Caution needed in far South

There is good cause for many of us to feel proud of, and to commend, the marines at a make-shift base in a rubber plantaion in Narathiwat’s Bacho district who fought off the major onslaught by well-armed Islamist insurgents early Wednesday morning.

The marines, under the command of Cdr Thammanoon Wanna, foiled a daring attempt by a force variously estimated at 50 militants to seize the base. They killed 16 of them, their bodies found scattered outside the base perimeter.

But there is also a good cause to be worried about the incident.
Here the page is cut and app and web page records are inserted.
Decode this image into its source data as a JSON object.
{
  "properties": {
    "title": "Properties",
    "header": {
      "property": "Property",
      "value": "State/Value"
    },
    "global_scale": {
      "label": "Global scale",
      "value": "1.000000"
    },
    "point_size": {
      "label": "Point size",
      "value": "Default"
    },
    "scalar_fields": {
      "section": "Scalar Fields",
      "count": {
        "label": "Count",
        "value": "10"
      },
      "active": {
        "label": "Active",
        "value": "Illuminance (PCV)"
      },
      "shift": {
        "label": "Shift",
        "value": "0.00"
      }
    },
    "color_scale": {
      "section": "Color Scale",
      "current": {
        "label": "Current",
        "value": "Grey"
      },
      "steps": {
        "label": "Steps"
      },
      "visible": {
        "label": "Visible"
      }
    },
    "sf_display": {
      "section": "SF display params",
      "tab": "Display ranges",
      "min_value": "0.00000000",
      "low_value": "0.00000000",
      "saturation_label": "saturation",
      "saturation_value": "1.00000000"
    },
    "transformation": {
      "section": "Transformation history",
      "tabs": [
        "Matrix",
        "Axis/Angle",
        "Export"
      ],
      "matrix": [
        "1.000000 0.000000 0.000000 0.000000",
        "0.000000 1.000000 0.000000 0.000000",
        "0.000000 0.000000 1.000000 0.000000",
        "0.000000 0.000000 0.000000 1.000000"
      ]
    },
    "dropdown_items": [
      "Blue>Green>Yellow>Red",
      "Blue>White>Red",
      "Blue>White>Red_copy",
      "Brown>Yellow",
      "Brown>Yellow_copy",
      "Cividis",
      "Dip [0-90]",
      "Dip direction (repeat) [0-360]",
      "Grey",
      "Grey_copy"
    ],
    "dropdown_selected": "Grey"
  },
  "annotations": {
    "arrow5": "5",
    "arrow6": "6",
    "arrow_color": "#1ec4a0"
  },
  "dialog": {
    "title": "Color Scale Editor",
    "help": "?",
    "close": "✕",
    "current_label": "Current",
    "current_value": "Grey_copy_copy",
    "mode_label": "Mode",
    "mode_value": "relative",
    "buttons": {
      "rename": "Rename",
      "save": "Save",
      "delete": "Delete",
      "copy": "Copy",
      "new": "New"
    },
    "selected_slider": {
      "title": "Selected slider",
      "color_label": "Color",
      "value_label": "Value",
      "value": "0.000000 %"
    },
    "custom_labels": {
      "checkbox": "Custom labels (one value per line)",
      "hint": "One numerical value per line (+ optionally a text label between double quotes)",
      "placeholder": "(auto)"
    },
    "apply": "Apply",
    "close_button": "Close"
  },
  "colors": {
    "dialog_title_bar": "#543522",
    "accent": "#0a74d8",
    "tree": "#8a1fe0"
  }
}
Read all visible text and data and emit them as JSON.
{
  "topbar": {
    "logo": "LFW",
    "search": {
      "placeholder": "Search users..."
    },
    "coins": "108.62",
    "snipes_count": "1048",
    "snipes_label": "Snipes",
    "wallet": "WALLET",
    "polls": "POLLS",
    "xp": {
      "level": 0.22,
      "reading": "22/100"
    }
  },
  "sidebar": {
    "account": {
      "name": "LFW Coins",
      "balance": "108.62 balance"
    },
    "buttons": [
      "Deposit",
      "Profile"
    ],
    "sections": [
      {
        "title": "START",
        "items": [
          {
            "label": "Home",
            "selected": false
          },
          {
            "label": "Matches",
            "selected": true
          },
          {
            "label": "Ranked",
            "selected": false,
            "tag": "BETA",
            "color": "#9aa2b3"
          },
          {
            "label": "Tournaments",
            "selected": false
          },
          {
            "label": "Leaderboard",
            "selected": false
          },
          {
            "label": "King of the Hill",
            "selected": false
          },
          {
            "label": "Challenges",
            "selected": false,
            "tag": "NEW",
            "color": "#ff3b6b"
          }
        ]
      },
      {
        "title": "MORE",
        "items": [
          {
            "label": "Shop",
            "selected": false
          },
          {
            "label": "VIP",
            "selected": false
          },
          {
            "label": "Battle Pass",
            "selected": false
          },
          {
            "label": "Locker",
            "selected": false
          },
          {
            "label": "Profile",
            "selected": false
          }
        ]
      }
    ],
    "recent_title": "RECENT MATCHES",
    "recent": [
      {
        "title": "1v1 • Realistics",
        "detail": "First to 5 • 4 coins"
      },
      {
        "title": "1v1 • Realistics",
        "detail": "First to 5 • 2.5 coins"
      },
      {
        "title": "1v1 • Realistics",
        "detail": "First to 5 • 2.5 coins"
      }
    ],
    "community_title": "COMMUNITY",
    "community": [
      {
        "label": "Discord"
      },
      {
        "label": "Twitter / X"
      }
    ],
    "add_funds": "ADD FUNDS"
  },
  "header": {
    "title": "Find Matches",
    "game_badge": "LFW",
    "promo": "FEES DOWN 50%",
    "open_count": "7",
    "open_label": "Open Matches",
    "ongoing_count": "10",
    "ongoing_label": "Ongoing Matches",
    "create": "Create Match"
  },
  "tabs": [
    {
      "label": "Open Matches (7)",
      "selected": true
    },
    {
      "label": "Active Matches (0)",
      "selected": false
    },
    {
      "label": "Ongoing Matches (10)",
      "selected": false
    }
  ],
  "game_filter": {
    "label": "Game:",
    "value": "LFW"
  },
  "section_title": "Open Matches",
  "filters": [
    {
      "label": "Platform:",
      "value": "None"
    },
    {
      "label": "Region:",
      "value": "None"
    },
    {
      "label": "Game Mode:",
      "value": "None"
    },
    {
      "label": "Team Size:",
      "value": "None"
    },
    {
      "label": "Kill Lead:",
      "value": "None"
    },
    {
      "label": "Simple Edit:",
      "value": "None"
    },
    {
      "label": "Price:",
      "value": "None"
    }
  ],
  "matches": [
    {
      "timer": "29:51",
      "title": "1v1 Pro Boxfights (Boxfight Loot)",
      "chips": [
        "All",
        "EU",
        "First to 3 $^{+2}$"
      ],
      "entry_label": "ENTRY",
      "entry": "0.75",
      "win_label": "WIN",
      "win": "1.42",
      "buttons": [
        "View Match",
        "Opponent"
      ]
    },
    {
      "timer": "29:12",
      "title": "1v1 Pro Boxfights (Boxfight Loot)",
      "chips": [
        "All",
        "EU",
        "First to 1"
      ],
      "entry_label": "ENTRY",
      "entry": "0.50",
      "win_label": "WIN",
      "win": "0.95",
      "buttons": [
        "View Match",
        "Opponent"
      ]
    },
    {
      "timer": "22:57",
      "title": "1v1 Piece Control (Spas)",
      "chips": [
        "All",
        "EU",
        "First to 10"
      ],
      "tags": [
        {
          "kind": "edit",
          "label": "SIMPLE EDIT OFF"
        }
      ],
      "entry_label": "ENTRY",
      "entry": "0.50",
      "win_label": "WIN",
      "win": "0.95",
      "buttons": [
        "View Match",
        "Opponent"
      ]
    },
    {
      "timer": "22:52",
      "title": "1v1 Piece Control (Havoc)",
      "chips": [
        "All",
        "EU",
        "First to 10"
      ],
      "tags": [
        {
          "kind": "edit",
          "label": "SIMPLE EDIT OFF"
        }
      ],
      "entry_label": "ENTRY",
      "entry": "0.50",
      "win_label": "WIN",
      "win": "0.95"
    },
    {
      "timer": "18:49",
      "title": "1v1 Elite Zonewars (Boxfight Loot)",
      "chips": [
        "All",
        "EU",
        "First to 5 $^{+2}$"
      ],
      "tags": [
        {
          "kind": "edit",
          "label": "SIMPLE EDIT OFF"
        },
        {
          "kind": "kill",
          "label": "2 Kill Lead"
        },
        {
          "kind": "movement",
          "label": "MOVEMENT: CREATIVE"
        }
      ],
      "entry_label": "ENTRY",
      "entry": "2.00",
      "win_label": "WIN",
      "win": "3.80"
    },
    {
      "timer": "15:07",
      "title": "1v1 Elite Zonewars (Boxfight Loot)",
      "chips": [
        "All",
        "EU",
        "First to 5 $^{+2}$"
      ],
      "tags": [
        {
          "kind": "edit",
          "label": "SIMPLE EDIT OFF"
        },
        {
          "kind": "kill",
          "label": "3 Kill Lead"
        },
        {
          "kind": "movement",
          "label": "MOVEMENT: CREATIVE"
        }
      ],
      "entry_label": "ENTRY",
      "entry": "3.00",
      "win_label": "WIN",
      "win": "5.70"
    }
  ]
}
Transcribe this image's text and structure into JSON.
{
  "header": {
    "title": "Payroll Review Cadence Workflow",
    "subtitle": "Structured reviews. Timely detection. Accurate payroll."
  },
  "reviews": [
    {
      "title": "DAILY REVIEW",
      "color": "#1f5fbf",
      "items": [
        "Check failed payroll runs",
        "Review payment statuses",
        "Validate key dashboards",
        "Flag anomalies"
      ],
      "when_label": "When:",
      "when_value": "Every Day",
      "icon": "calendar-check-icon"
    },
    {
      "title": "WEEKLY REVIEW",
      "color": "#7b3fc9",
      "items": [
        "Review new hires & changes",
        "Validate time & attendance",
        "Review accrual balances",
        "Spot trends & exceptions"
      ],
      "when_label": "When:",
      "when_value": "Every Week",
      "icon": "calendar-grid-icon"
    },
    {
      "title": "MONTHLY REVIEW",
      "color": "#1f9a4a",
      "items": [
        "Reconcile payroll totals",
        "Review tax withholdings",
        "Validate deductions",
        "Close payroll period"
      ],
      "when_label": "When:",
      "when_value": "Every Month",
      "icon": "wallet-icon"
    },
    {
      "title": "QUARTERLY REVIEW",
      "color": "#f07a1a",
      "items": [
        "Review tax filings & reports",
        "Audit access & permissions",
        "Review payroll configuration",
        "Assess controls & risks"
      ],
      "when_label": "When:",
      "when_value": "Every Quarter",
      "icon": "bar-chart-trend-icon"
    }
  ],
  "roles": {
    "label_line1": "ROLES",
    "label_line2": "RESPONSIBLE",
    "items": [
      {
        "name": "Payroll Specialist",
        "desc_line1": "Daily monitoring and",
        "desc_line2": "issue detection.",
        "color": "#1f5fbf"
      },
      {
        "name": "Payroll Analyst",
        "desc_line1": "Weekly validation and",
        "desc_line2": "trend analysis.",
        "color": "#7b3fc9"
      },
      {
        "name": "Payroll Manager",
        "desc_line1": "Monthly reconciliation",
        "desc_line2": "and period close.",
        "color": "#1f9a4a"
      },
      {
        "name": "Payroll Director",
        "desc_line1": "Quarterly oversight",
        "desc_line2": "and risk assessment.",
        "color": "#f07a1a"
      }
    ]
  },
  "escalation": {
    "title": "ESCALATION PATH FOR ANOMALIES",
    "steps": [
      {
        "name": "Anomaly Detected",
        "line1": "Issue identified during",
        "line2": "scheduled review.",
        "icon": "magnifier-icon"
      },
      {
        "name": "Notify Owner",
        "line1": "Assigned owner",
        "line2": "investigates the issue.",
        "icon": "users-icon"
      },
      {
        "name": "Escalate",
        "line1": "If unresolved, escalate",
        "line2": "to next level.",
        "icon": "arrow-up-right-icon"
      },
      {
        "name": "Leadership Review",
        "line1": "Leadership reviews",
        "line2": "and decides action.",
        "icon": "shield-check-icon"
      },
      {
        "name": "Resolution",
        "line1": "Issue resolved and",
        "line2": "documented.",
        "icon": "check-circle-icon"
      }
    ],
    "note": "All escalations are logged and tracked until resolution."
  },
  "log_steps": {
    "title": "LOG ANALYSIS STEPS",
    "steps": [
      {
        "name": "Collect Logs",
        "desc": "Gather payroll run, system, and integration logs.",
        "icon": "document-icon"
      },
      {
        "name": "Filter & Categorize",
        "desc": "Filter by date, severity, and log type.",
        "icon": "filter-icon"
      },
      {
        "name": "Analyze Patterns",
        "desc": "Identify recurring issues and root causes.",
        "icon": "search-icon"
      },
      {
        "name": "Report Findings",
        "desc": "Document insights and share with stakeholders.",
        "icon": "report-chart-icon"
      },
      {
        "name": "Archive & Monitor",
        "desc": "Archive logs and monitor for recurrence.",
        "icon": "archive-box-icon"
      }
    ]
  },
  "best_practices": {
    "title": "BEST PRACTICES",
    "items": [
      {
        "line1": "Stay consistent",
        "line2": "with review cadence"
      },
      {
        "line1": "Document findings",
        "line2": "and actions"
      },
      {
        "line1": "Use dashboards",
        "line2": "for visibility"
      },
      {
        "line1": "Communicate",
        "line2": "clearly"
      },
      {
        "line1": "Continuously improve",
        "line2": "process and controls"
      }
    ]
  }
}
The insurgents have become so emboldened by recent successes that they felt they could challenge the security forces head on, rather than relying on their normal hit-and-run tactics, such as roadside ambushes, drive-by shootings and remotely detonated car bombs.

That the insurgents were capable of massing such a large force for a major mission like the failed attack on the marine base in Bacho district is of grave concern.

In hindsight, I wish to point to two issues that I believe need to be discussed and debated.

The first issue is the remarks made public by security officers, including the base commander, attributing the defenders’ success to information from local informants about the planned attack.

The second is the ambiguous statement by Deputy Prime Minister Chalerm Yubamrung instructing the secretary-general of the Southern Border Provinces Administration Centre, Pol Col Thawee Sodsong, and the Narathiwat provincial governor to consider compensating families of the dead insurgents.

I could not agree more with the concern expressed by Democrat MP for Pattani Anwar Saleh over the security officers’ disclosure that they had advance warning of the attack. Mr Anwar said that disclosure might unnecessarily have placed their informants, their families or other local people at risk of reprisals by the insurgents.

The insurgents are notorious for their brutality, and vengeful attacks are well attested to with suspected informants or informers being cold-bloodedly murdered.

The second issue, compensation for families of the dead insurgents, was aired publicly Thursday morning during a talk show on 90.5 MKh FM radio, with the two programme anchors expressing their outrage over the suggestion.

I am not sure whether Mr Chalerm actually meant what he suggested, that compensation should be considered for families of the dead insurgents as part of the healing process. But his remark, which is ambiguous, has already caused a misunderstanding that needs to be clarified immediately.

Personally, any idea or suggestion of compensating the families of the dead insurgents is outrageous and insane. Why should we compensate them, even though they might claim that they were completely unaware of the illegal activities of their sons or that their sons were misguided?

The attacking insurgents, including those who were killed, were well armed and were determined to kill the marines at the base. Some might have been misguided in believing they were fighting a jihad, but that should not justify entitling their families to compensation.

That would set a very bad precedent that would encourage the insurgents to fight on, or even encourage more jobless young men to join the insurgency in the knowledge their families would be taken care of anyway should they be killed by the security forces.

I only hope that Mr Chalerm did not mean what he said, or that his statement was misinterpreted.

Related search: Opinion, Veera Prateepchaikul, southern violence, compensation

About the author

columnist
Writer: Veera Prateepchaikul
Position: Former Editor